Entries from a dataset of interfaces

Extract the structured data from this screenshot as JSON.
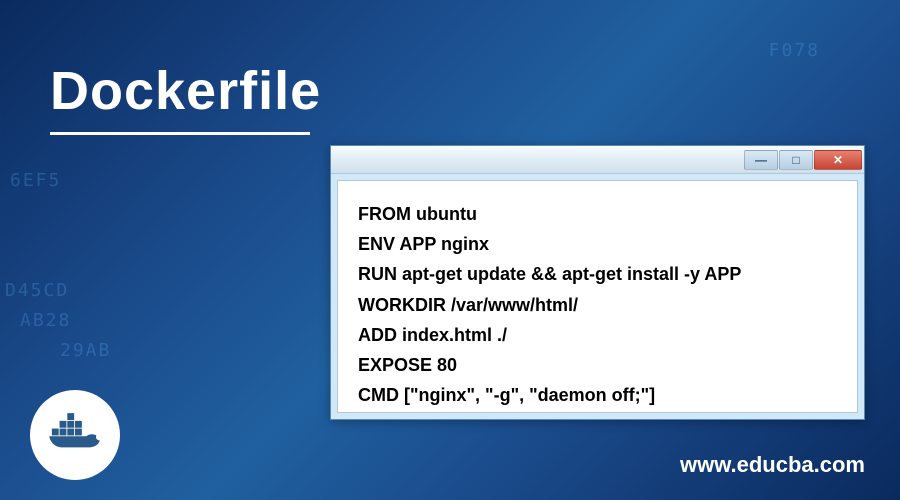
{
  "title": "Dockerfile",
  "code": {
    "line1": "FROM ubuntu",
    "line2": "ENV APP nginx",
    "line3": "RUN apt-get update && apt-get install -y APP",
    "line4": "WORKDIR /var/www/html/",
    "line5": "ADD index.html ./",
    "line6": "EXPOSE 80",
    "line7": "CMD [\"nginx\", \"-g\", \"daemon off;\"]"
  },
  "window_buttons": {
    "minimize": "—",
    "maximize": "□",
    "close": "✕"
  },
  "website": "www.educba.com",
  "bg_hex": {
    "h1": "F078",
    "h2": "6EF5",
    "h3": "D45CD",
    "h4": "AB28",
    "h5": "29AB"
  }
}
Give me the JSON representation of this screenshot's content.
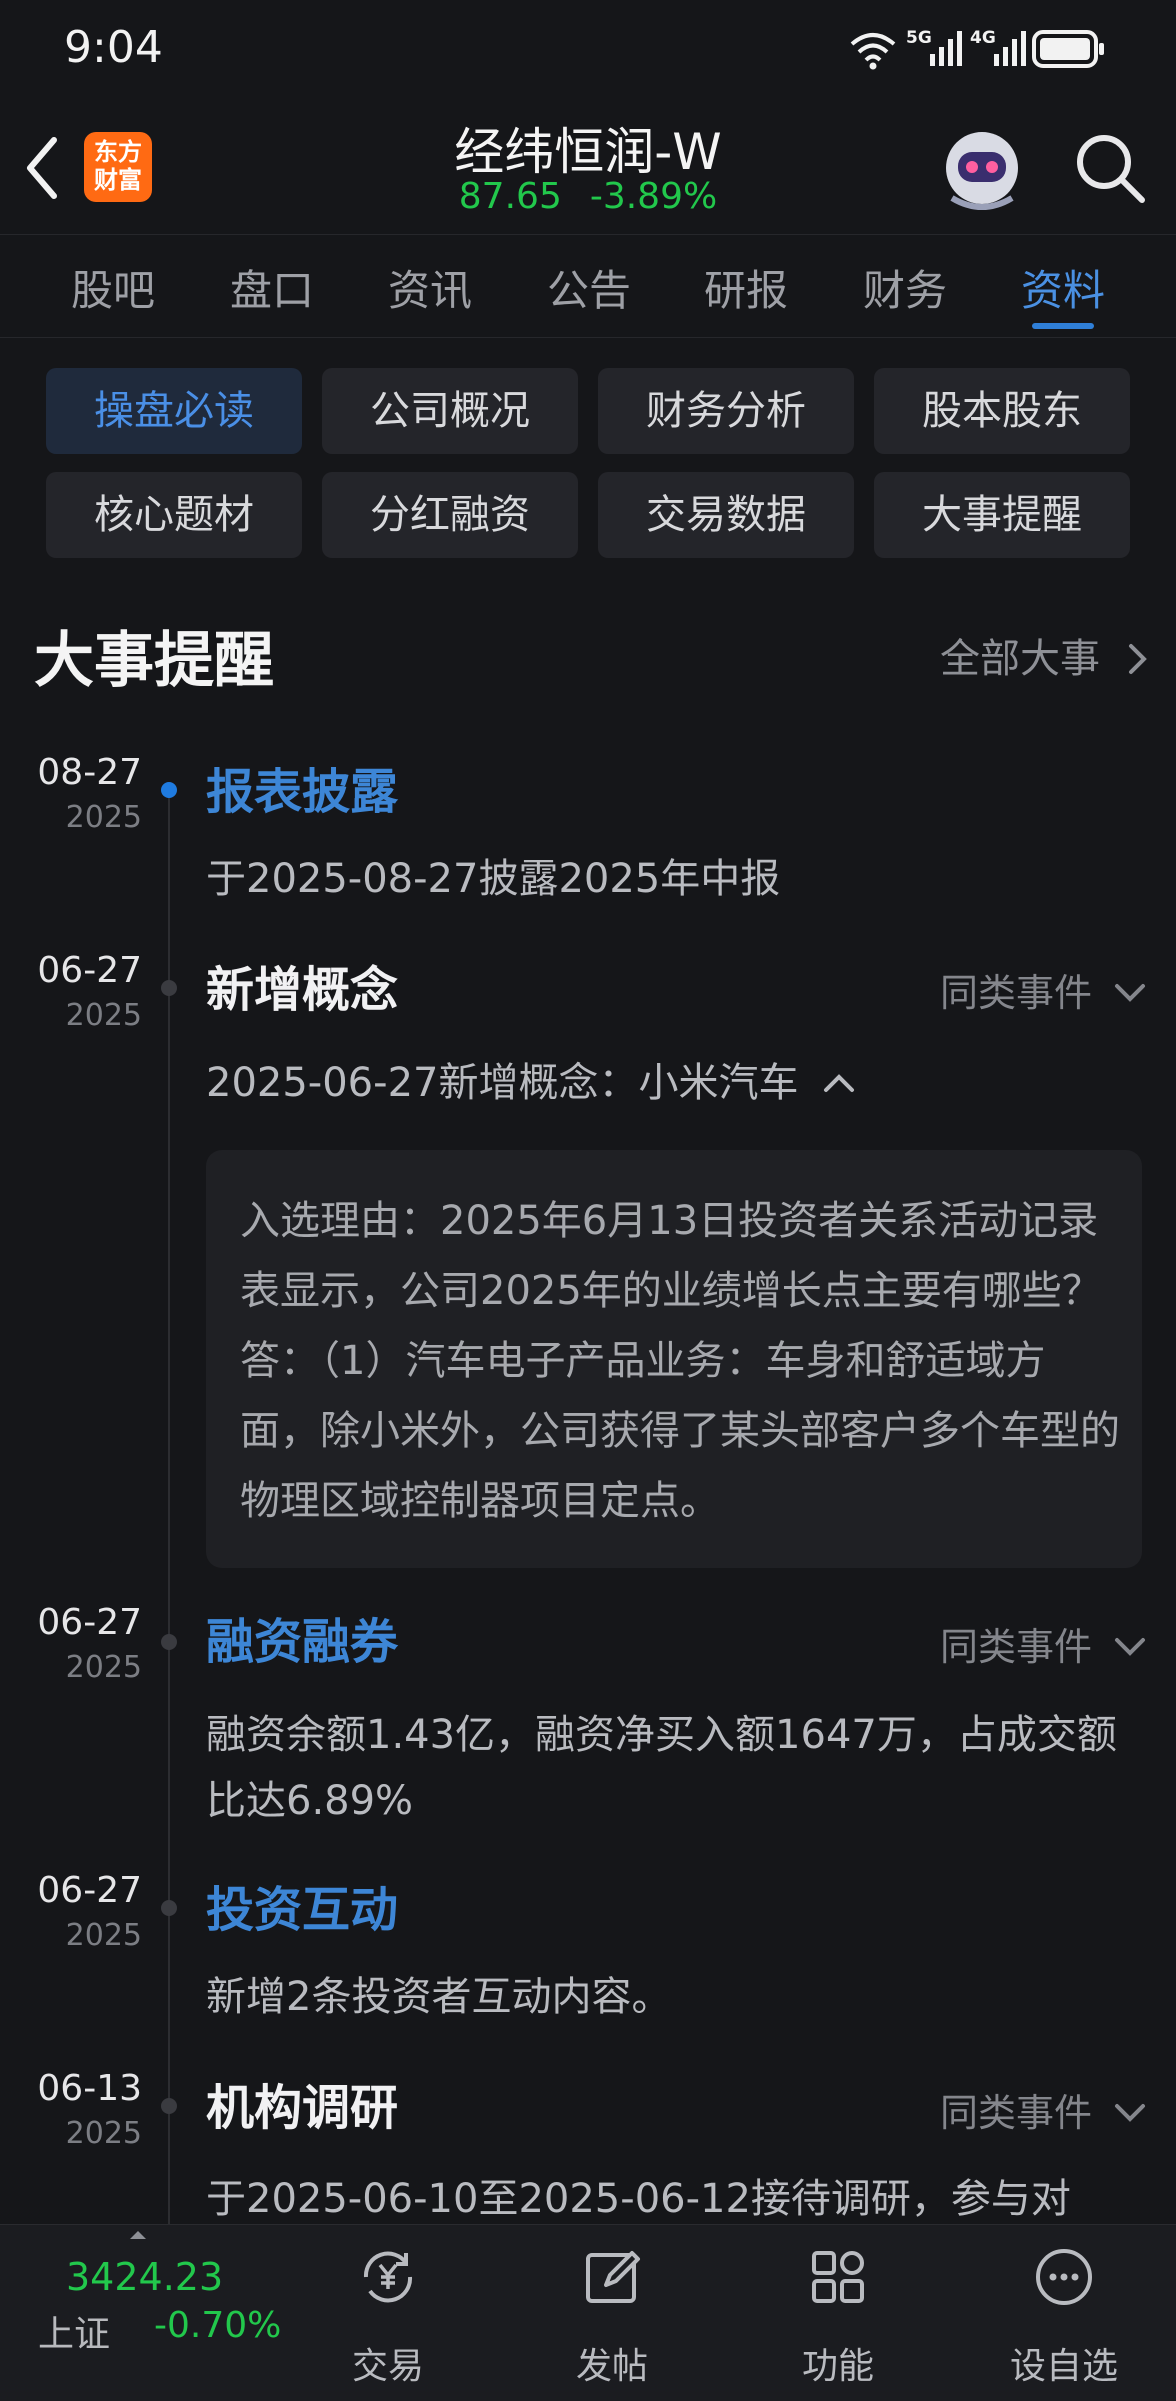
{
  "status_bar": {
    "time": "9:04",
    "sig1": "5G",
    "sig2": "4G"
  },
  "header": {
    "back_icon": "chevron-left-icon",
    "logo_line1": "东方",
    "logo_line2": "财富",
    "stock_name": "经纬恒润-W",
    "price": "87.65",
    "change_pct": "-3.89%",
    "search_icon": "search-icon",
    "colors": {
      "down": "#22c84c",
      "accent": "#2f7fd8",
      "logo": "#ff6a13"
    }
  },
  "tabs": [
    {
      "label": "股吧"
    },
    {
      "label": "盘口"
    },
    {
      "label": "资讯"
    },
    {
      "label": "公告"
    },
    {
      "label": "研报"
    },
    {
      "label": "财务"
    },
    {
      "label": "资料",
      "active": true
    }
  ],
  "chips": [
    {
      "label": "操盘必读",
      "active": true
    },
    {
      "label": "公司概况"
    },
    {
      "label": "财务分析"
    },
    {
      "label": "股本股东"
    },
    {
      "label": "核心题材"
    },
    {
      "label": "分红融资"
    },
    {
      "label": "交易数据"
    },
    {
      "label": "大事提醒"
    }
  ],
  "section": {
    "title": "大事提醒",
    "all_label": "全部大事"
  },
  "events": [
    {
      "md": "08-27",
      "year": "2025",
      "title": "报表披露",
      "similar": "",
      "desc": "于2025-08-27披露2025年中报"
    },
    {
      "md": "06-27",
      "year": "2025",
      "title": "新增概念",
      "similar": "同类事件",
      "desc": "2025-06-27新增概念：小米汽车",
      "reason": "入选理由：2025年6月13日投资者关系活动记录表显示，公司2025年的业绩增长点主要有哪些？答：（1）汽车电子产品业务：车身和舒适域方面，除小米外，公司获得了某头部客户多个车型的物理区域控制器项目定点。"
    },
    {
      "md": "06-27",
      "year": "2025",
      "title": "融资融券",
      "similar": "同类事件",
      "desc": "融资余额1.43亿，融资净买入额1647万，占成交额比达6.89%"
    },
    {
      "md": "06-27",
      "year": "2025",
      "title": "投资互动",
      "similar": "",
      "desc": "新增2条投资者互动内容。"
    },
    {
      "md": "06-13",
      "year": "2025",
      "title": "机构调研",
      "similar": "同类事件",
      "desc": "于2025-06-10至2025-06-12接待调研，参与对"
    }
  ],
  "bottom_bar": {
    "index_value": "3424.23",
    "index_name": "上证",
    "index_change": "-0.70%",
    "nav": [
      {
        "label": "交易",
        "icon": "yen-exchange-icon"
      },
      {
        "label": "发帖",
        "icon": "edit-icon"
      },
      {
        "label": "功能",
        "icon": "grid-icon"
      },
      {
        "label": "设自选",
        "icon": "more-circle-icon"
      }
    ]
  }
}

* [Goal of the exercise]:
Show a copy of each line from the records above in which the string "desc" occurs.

* [Answer]:
      "desc": "于2025-08-27披露2025年中报"
      "desc": "2025-06-27新增概念：小米汽车",
      "desc": "融资余额1.43亿，融资净买入额1647万，占成交额比达6.89%"
      "desc": "新增2条投资者互动内容。"
      "desc": "于2025-06-10至2025-06-12接待调研，参与对"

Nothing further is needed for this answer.